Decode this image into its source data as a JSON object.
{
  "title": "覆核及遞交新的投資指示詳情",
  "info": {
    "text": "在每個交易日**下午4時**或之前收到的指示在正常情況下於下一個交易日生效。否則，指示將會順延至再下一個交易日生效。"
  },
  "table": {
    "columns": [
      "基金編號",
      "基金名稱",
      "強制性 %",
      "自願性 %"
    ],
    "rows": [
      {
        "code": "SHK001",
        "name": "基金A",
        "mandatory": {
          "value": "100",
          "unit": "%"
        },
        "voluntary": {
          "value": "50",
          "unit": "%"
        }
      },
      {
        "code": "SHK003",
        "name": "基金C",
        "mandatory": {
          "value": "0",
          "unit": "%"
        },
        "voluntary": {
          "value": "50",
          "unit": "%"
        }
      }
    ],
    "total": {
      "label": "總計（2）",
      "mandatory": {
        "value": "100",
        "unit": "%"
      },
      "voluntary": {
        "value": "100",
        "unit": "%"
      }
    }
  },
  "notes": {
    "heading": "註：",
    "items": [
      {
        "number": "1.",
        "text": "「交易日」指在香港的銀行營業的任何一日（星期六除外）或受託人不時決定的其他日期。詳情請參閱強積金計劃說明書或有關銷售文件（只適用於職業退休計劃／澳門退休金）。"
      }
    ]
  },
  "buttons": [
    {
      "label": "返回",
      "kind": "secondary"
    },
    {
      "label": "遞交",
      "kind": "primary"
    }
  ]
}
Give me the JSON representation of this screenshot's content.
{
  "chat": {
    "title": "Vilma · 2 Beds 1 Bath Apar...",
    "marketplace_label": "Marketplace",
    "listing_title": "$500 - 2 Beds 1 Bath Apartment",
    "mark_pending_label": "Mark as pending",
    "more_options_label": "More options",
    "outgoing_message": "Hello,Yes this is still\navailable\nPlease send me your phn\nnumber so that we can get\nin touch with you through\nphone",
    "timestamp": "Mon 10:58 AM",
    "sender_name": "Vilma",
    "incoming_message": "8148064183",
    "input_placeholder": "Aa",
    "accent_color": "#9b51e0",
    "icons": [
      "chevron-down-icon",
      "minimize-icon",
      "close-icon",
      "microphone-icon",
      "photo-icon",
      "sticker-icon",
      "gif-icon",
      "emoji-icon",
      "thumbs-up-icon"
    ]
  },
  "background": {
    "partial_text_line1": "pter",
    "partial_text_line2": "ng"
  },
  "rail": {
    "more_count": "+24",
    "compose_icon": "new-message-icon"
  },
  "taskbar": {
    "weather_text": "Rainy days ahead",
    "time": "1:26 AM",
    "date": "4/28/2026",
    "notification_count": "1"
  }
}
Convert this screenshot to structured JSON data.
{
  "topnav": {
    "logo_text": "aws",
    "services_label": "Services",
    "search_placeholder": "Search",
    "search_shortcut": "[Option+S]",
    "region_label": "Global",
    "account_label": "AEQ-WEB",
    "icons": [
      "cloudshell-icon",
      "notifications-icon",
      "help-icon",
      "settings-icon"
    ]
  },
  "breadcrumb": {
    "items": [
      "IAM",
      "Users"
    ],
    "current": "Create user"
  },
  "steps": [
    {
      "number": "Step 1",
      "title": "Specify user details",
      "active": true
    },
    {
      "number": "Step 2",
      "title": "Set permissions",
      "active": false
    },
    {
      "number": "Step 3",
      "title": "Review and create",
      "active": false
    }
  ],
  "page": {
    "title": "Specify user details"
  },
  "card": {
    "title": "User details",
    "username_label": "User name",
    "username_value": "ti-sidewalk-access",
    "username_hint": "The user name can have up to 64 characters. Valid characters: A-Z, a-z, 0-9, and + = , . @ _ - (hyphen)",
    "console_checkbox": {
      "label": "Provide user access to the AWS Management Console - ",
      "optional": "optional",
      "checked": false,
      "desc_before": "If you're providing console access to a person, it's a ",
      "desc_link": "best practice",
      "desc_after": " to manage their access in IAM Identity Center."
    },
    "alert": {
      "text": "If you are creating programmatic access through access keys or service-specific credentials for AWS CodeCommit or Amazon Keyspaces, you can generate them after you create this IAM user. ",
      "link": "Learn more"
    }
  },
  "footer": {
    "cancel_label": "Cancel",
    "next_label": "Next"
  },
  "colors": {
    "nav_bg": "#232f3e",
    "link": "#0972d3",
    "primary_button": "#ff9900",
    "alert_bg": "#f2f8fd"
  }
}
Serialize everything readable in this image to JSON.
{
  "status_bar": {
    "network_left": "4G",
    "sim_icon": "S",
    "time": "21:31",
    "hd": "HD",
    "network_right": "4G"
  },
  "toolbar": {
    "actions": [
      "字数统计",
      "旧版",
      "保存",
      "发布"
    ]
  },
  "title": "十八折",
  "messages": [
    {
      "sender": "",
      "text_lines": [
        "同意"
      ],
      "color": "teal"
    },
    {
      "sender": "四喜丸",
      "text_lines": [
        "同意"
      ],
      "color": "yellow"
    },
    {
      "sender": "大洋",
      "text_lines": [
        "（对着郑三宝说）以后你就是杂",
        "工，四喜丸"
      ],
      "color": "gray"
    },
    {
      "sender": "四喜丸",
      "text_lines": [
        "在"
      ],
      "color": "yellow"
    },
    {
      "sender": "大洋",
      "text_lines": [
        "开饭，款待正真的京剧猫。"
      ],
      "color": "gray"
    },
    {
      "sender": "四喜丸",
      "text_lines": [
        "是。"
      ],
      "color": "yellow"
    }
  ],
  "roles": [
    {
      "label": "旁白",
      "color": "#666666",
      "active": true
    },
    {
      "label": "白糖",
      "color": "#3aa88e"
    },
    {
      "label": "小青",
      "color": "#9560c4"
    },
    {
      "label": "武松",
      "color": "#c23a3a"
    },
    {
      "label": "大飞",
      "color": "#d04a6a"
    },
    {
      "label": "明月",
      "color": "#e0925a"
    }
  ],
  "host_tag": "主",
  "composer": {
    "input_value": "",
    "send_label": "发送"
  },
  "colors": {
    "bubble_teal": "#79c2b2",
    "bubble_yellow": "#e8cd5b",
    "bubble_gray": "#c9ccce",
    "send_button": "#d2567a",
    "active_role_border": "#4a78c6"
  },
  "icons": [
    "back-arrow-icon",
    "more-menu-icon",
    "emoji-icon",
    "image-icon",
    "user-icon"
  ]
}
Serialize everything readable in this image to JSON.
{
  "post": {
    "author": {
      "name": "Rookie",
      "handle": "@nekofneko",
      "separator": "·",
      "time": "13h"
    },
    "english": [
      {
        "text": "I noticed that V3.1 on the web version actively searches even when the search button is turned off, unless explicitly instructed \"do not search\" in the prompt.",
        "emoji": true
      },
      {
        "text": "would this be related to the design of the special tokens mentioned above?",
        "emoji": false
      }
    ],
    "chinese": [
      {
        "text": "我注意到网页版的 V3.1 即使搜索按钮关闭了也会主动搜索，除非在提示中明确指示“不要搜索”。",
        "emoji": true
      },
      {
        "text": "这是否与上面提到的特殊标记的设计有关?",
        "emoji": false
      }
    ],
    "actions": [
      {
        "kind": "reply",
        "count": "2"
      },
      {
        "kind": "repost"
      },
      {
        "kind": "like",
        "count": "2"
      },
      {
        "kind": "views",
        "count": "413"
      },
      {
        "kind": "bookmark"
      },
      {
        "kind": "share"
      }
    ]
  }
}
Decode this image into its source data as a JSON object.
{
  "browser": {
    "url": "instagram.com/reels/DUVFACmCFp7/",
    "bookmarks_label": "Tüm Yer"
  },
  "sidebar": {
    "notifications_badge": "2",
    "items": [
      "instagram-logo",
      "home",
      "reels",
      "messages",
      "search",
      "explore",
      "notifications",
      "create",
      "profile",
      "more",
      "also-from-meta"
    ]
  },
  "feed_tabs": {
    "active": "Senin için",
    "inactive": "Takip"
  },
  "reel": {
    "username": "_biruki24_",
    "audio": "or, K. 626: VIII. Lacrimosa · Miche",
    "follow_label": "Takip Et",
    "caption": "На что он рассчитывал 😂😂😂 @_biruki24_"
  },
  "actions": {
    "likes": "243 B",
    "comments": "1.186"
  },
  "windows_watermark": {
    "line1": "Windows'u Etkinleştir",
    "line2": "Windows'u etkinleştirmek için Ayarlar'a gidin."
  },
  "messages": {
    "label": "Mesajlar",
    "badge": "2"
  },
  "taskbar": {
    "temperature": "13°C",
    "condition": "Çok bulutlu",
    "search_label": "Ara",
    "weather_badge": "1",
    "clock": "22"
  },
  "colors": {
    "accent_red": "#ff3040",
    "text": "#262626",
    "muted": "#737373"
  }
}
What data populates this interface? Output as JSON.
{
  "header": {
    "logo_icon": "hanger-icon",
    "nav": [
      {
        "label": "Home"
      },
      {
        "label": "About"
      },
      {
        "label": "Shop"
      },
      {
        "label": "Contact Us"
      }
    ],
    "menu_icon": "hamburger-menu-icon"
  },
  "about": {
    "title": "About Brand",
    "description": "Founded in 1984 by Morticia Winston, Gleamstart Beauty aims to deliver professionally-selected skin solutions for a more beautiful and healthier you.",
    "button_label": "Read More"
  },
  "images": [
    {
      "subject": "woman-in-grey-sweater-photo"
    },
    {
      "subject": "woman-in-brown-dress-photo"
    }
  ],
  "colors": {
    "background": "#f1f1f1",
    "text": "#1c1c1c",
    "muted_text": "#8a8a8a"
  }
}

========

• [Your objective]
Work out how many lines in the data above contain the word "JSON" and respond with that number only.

• [Solved problem]
7